It's worth bearing in mind, though, that it's still roundly trounced by any of Intel's full-fat processors. Kaby Lake's low TDP talents have allowed Acer to pare the Spin 7 down to a sliver of metal and plastic, but the trade-off is performance. If processing power is what you're after, you'll get better performance at a cheaper price from one of last year's Core i5 Skylake notebooks.
Indeed, one of the keys to the Spin 7's slenderness is that it's forgone fans completely. The silence is welcome but despite the power-efficient Kaby Lake processor the chassis does tend to heat up noticeably even under light use. Push it harder with heavyweight applications, and it gets uncomfortably hot. According to our measurements, the temperature of the area just above the keyboard hit almost 50 degrees Celcius, even with a relatively minor load on the processor.
As you'd expect with a chassis this pared-down, there's hardly any room for ports on the Spin 7. You're left with just two USB Type-C slots, which is an acceptable number, although more would be welcome - especially given that you'll need to use one when charging the unit.
Things start to look up when we get to the 14in Full HD display, which is really rather good.
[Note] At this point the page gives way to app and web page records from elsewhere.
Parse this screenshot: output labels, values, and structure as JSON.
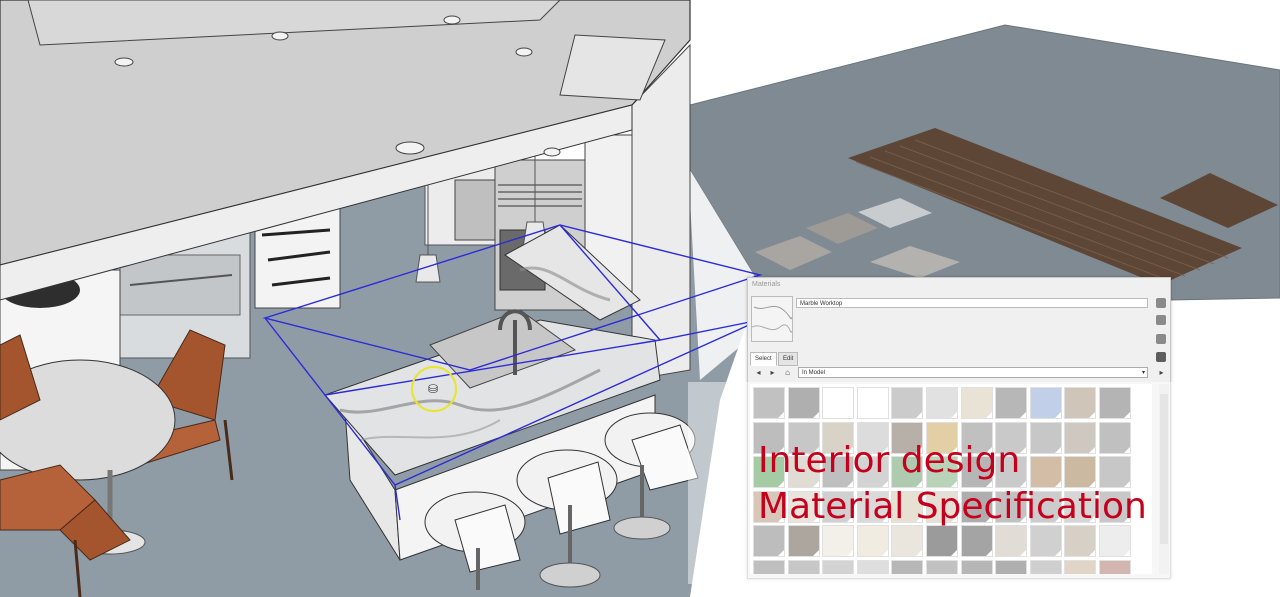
{
  "materials_panel": {
    "title": "Materials",
    "material_name": "Marble Worktop",
    "tabs": [
      {
        "label": "Select",
        "active": true
      },
      {
        "label": "Edit",
        "active": false
      }
    ],
    "collection": "In Model",
    "swatch_colors": [
      "#8f8f8f",
      "#6e6e6e",
      "#ffffff",
      "#ffffff",
      "#a0a0a0",
      "#c9c9c9",
      "#d8cdb4",
      "#7d7d7d",
      "#8fa8d6",
      "#a89880",
      "#777777",
      "#888888",
      "#9a9a9a",
      "#b8ad9a",
      "#c0c0c0",
      "#7a6f62",
      "#caa85c",
      "#8c8c8c",
      "#9d9d9d",
      "#9a9a9a",
      "#a79c8f",
      "#8c8c8c",
      "#5aa05a",
      "#c8c0b0",
      "#8a8a8a",
      "#b0b0b0",
      "#6ea06e",
      "#7eb07e",
      "#7b7b7b",
      "#9e9e9e",
      "#b0875e",
      "#a08255",
      "#9a9a9a",
      "#b89a80",
      "#d8d0c0",
      "#aaaaaa",
      "#bcbcbc",
      "#d4c9b0",
      "#cfc6b4",
      "#6c6c6c",
      "#8e8e8e",
      "#a3a3a3",
      "#b5b5b5",
      "#9c9c9c",
      "#888888",
      "#6a5d50",
      "#e8e3d8",
      "#e6dcc8",
      "#d9d2c4",
      "#4a4a4a",
      "#5a5a5a",
      "#c8c0b4",
      "#a9a9a9",
      "#b5aa98",
      "#dedede",
      "#8b8b8b",
      "#9a9a9a",
      "#b0b0b0",
      "#c4c4c4",
      "#7c7c7c",
      "#8e8e8e",
      "#7a7a7a",
      "#6d6d6d",
      "#a8a8a8",
      "#c7b299",
      "#b07a6e"
    ]
  },
  "caption": {
    "line1": "Interior design",
    "line2": "Material Specification"
  }
}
As it covers 95.3% of the sRGB colour spectrum, colours are vibrant and natural, and the maximum brightness of 321cd/m2 means legibility shouldn't be a problem even on sunny days. Contrast is great too, which helps to eke out plenty of detail from the darkest shadows to the brightest highlights. The glossy screen finish does mean that glare could prove an issue under harsh fluorescent lighting, though.
The decision to stick with a 1080p panel over a more impressive QHD or 4K resolution helps to extend the battery life, and it's clearly a necessary compromise. Although the Spin 7's score of 6hrs 57mins in our battery tests is firmly respectable for a notebook this thin, a higher resolution would unquestionably have shaved this down by at least a couple of hours.
If an ultra high-definition display is a sticking point, however, higher resolution displays can be found in rival machines at the expense of processing power and touchscreen functionality.
The Acer Spin 7 gets many things right; it's lovely to look at, the trackpad is a joy to use, and it's one of the thinnest convertibles we've ever seen. However, it's a machine that is built on compromise, which ultimately proves to be its downfall.
Issues with build quality - such as the lack of keyboard backlighting and the disastrous hinge - make it feel cheap. At the same time, its £1,200 price tag puts it in the same ballpark as the 12in MacBook and the Surface Pro 4, both of which are much more refined machines.
The Spin 7 is too flawed to be a credible convertible, and too underpowered to rival the best ultrabooks.